The House January 6 select committee had asked the 40-year-old businesswoman -- a senior advisor to her father -- to appear voluntarily, telling her it had evidence that she had pleaded with him to call off the violence as his supporters stormed Congress.
"Testimony obtained by the committee indicates that members of the White House staff requested your assistance on multiple occasions to intervene in an attempt to persuade President Trump to address the ongoing lawlessness," chairman Bennie Thompson wrote to her in January.
Investigators are looking into how the attack, which shut down Congress as lawmakers were certifying the 2020 presidential election, took place and to what extent then-president Trump and his aides had a part in encouraging it.
The committee has already spoken to around 800 witnesses -- including Ivanka Trump's husband Jared Kushner -- and has been working its way through 90,000 documents and more than 435 phone tip-offs.
The committee didn't immediately respond to a request for comment on the former first daughter's appearance, but Thompson told CNN the session had begun in the morning and was "still going on" by mid-afternoon
"She's answering questions. I mean, you know, not in a broad, chatty term, but she's answering questions," he said.
He added that he was unaware of her invoking her right to remain silent so as not to incriminate herself.
"She came in on her own. That has obviously significant value. We did not have to subpoena," Thompson said.
The former administration official appears to have direct knowledge of her father's attempt to persuade then-vice president Mike Pence to stop the counting of electoral votes, the committee said when it asked her to come forward.
"One of the president's discussions with the vice president occurred by phone on the morning of January 6," Thompson said in his letter.
"You were present in the Oval Office and observed at least one side of that telephone conversation."
- 'Burner' phones -
The eldest of the former president's two daughters, and the director of the White House Office of Economic Initiatives and Entrepreneurship in her father's administration, wasn't immediately available for comment.
The White House said last week it would reject any assertion of "executive privilege" -- which allows presidents to keep certain work-related conversations with aides private -- from Ivanka Trump.
Kushner, another top former White House aide, answered questions for six hours last week via video link, and his wife followed suit, appearing virtually rather than in person.

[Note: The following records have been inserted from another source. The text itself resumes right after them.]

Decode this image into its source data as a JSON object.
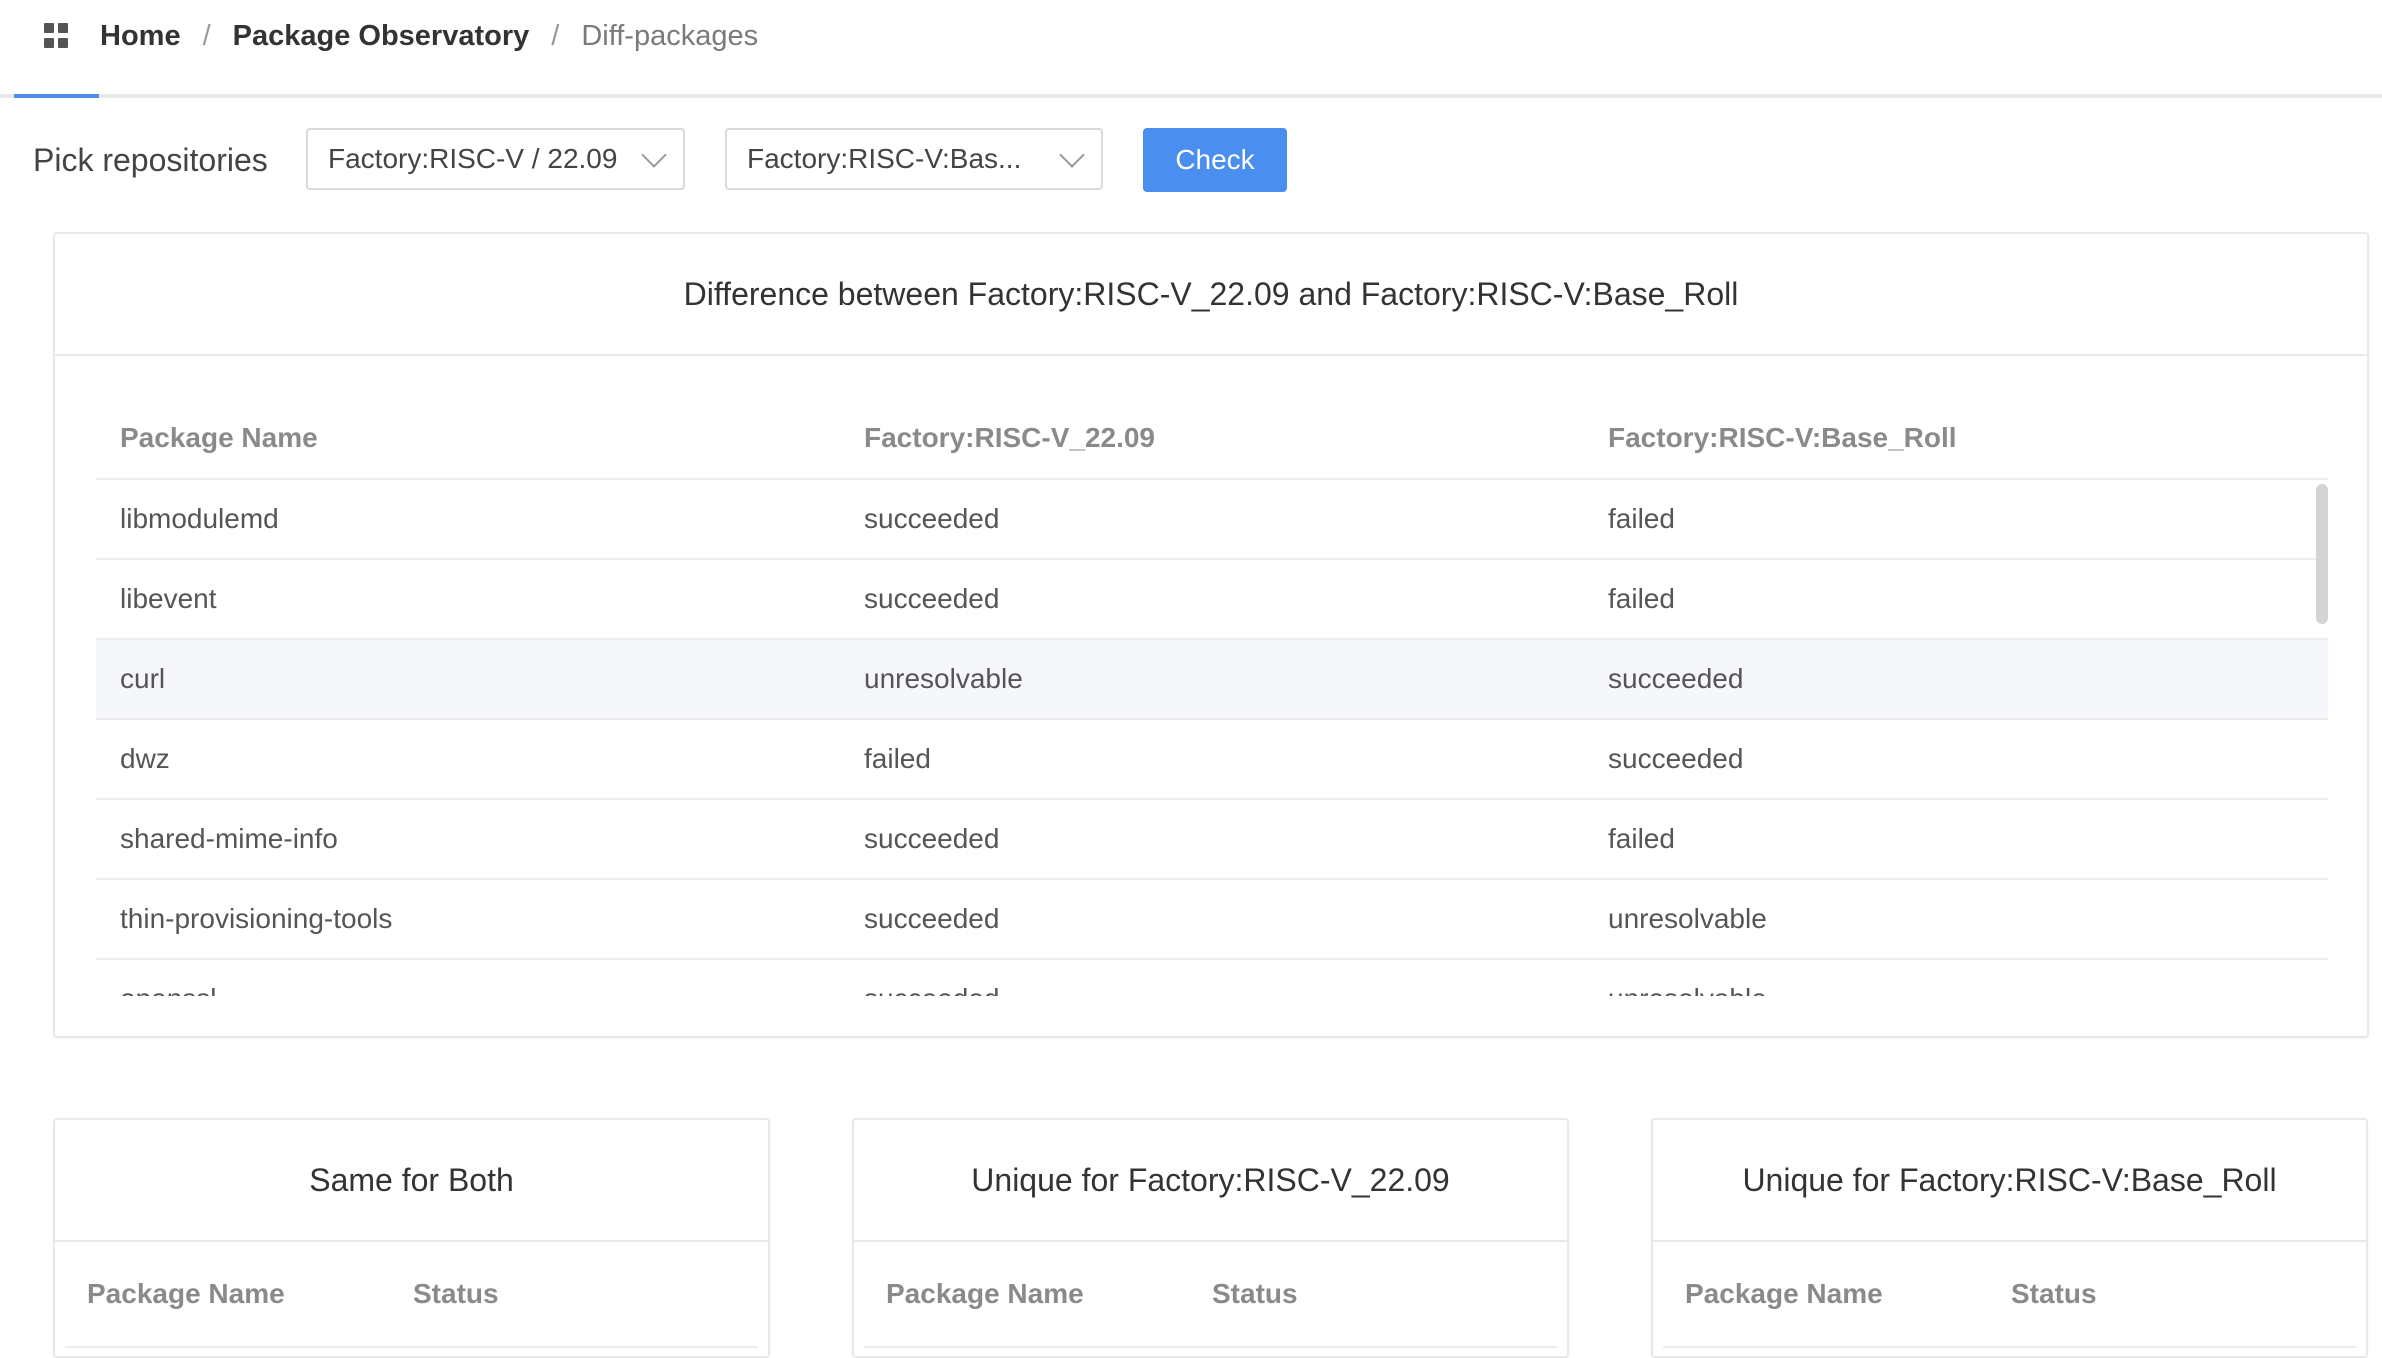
{
  "breadcrumb": {
    "home": "Home",
    "section": "Package Observatory",
    "current": "Diff-packages",
    "separator": "/"
  },
  "picker": {
    "label": "Pick repositories",
    "repo_a": "Factory:RISC-V / 22.09",
    "repo_b": "Factory:RISC-V:Bas...",
    "check_label": "Check"
  },
  "diff": {
    "title": "Difference between Factory:RISC-V_22.09 and Factory:RISC-V:Base_Roll",
    "columns": [
      "Package Name",
      "Factory:RISC-V_22.09",
      "Factory:RISC-V:Base_Roll"
    ],
    "rows": [
      [
        "libmodulemd",
        "succeeded",
        "failed"
      ],
      [
        "libevent",
        "succeeded",
        "failed"
      ],
      [
        "curl",
        "unresolvable",
        "succeeded"
      ],
      [
        "dwz",
        "failed",
        "succeeded"
      ],
      [
        "shared-mime-info",
        "succeeded",
        "failed"
      ],
      [
        "thin-provisioning-tools",
        "succeeded",
        "unresolvable"
      ],
      [
        "openssl",
        "succeeded",
        "unresolvable"
      ]
    ]
  },
  "same_card": {
    "title": "Same for Both",
    "columns": [
      "Package Name",
      "Status"
    ]
  },
  "unique_a_card": {
    "title": "Unique for Factory:RISC-V_22.09",
    "columns": [
      "Package Name",
      "Status"
    ]
  },
  "unique_b_card": {
    "title": "Unique for Factory:RISC-V:Base_Roll",
    "columns": [
      "Package Name",
      "Status"
    ]
  },
  "colors": {
    "accent": "#4a8ef0",
    "border": "#e8e8e8",
    "header_text": "#8a8a8a",
    "hover_row": "#f5f7fa"
  },
  "icons": {
    "apps": "apps-grid-icon",
    "select_arrow": "chevron-down-icon"
  }
}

The couple's cooperation comes during an intense period of revelations from the committee, which is approaching the end of its investigative phase ahead of public hearings planned for May.
It was revealed last month that right-wing activist Ginni Thomas, wife of Supreme Court Justice Clarence Thomas, sent more than 20 texts pushing wild conspiracy theories and urging then-White House chief of staff Mark Meadows to help overturn the 2020 election.
It also emerged that White House logs given to investigators from the day of the insurrection show a gap of nearly eight hours in the record of Trump's calls, including the period covering the violence.
The committee is investigating whether it has the full record and if Trump communicated that day through phones of aides or personal disposable "burner" phones.
A federal judge said last week that Trump "more likely than not" engaged in criminal conduct with his efforts to overturn the results of the election.